The next transcription in the blues series comes from a solo by Clifford Brown, one of the most influential trumpet players of the be-bop era (in spite of having lived a short life).
Clifford makes use of the C blues scale throughout his solo, providing a good lesson on how to put the old scale to good use.
The file is in Adobe’s PDF format and no chord changes are listed (it’s the blues form). The soloist is Wendell Brunious, a fantastic trumpeter from New Orleans who mixes his traditional New Orleans style with beautiful, clean bebop lines and helped inspire Nicholas Payton.
This solo comes from a video recording of Wendell in concert, which was uploaded to YouTube. The melody in the beginning is Charlie Parker’s “Au Privave”.
As an improviser, one of my main goals is to be able to play what I hear immediately. This is the basis of my improvisation education.
An improviser is a type of composer. One of the most important things a composer/improviser can do is to listen to as much music as possible and learn how to translate what he or she hears into a performance or composition. This will help immensely when one attempts to translate one’s own ideas into a performance or composition.
You can start to develop your translating abilities by mimicking recorded sounds that are easy to recognize, such as major scales or blues scales.
Your first assignment is to learn and perform as little as two or as many as all choruses of Miles Davis’ solo on “Trane’s Blues” by listening to the recording, on the CD Workin’. If you do not have this recording, please purchase it here (or download the mp3).
Miles uses notes from the C major scale and the C blues scale throughout.
C Major: C D E F G A B C
C Blues: C Eb F F# G Bb C

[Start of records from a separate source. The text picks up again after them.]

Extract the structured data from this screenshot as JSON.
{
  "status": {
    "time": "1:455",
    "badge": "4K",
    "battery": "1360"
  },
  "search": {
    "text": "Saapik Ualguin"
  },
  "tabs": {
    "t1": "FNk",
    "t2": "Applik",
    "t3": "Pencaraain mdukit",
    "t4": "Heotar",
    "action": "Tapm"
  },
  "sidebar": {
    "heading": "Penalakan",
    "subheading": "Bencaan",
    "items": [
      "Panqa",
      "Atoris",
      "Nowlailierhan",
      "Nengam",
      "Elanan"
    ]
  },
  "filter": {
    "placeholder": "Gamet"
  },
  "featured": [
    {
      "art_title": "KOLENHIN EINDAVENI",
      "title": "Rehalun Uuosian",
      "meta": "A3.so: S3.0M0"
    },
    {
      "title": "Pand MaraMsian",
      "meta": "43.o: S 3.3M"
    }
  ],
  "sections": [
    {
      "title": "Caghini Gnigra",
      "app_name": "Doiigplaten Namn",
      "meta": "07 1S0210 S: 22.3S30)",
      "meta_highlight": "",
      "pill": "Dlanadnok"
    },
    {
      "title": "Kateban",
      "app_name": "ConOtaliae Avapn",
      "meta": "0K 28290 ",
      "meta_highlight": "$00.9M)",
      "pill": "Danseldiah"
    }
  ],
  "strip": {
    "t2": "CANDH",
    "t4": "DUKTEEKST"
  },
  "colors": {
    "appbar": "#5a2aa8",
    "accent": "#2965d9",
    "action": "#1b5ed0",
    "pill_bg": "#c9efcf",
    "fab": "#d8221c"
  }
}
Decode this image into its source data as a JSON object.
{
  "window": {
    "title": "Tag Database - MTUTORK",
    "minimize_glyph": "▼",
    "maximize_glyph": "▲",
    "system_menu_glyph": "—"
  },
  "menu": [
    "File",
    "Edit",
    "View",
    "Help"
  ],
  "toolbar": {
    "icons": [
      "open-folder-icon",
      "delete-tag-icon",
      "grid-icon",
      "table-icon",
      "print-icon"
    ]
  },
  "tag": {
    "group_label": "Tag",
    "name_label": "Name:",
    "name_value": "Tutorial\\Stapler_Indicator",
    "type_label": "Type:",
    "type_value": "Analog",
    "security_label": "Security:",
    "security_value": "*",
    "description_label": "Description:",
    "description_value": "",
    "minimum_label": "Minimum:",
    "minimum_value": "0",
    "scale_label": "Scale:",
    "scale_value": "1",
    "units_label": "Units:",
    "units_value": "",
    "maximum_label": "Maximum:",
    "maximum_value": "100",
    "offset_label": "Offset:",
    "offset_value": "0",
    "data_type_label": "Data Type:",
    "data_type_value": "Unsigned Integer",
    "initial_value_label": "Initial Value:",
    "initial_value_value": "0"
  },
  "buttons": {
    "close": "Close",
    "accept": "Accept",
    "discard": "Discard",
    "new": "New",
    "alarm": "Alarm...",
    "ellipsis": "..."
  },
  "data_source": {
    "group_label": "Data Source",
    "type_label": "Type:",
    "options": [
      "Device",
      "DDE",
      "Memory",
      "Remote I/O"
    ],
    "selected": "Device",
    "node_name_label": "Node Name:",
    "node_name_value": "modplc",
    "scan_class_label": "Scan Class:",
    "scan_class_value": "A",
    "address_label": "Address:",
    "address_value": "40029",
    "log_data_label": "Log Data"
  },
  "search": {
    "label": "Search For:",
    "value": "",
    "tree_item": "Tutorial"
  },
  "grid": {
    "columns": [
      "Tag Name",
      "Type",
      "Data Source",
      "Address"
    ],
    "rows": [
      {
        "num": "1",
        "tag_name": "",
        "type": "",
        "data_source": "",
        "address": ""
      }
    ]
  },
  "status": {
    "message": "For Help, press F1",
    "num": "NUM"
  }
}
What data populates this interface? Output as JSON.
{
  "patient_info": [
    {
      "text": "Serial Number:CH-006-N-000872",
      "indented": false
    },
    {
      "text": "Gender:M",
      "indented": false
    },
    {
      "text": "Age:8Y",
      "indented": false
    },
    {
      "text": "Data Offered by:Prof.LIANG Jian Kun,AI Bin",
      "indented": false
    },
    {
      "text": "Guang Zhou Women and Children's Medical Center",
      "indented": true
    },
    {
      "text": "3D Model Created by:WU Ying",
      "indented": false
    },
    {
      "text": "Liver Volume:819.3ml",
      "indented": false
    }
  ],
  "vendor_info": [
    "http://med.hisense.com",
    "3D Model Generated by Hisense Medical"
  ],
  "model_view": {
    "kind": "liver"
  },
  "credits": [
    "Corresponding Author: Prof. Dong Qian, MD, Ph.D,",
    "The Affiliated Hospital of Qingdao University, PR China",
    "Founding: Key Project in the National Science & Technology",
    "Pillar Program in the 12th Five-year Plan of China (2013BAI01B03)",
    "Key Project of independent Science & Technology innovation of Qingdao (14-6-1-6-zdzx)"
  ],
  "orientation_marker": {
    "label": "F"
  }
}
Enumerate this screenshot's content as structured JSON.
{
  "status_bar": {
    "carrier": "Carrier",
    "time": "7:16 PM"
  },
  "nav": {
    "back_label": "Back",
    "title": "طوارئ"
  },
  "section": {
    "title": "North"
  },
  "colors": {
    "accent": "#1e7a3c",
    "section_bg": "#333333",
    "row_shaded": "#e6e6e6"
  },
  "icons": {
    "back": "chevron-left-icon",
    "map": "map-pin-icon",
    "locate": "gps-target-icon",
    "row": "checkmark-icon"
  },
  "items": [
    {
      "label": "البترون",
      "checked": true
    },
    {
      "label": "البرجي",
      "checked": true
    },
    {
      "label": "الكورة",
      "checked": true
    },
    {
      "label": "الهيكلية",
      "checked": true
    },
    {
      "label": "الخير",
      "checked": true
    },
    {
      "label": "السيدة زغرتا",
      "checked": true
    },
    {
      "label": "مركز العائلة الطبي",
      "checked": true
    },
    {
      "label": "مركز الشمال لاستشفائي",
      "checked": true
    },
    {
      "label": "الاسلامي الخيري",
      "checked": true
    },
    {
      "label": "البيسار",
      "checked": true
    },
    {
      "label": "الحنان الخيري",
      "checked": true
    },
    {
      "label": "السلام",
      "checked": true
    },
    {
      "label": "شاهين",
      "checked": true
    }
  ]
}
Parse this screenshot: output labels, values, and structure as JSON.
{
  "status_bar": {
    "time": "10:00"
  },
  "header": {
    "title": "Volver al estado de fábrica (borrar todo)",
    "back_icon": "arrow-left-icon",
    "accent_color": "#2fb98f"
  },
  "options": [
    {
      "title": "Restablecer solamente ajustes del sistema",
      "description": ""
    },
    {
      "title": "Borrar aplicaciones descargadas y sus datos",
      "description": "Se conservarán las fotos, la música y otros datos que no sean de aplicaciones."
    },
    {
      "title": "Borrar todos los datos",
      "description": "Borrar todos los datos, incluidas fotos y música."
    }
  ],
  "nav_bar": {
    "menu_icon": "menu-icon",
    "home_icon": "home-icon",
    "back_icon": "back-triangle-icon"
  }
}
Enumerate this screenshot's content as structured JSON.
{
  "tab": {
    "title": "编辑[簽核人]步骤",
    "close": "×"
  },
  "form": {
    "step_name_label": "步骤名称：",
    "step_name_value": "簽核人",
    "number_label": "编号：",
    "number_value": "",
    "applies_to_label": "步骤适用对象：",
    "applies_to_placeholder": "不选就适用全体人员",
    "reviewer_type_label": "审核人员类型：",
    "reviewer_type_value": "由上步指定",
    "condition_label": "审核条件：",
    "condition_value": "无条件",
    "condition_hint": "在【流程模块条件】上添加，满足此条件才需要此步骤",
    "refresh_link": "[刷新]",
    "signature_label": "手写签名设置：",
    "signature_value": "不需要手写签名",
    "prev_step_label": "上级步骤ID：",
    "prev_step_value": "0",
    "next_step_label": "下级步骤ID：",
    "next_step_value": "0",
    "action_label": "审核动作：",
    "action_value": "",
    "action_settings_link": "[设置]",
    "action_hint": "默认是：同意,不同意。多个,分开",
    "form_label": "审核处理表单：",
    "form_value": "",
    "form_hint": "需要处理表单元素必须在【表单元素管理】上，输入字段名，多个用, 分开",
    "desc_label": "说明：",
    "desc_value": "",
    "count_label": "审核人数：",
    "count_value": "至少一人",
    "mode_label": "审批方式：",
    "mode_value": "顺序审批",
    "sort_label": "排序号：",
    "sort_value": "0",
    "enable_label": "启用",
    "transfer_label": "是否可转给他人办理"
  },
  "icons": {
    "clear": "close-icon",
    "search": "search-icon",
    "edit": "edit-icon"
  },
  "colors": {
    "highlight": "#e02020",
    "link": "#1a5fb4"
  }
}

Rather than attempt to learn the whole solo or one note at a time, try breaking the solo down in phrases. Listen carefully to each phrase as many times as needed. Practice each phrase on your instrument and then play along with Miles. Try to mimic everything exactly as Miles plays it -the rhythm, articulation, style, dynamics, everything. Do not worry about writing anything down. It is more important to listen and play back at this point.
If this solo is too difficult for you, please try learning the melody “Sonnymoon for Two” by Sonny Rollins. The CD, “The Best of Sonny Rollins” on Blue Note has a good recording of this as well as others. The melody is mostly a decending blues scale (minus one note) and repeats itself three times. Please do not use written music (you must rely upon your ears).
Have fun and please share your comments below.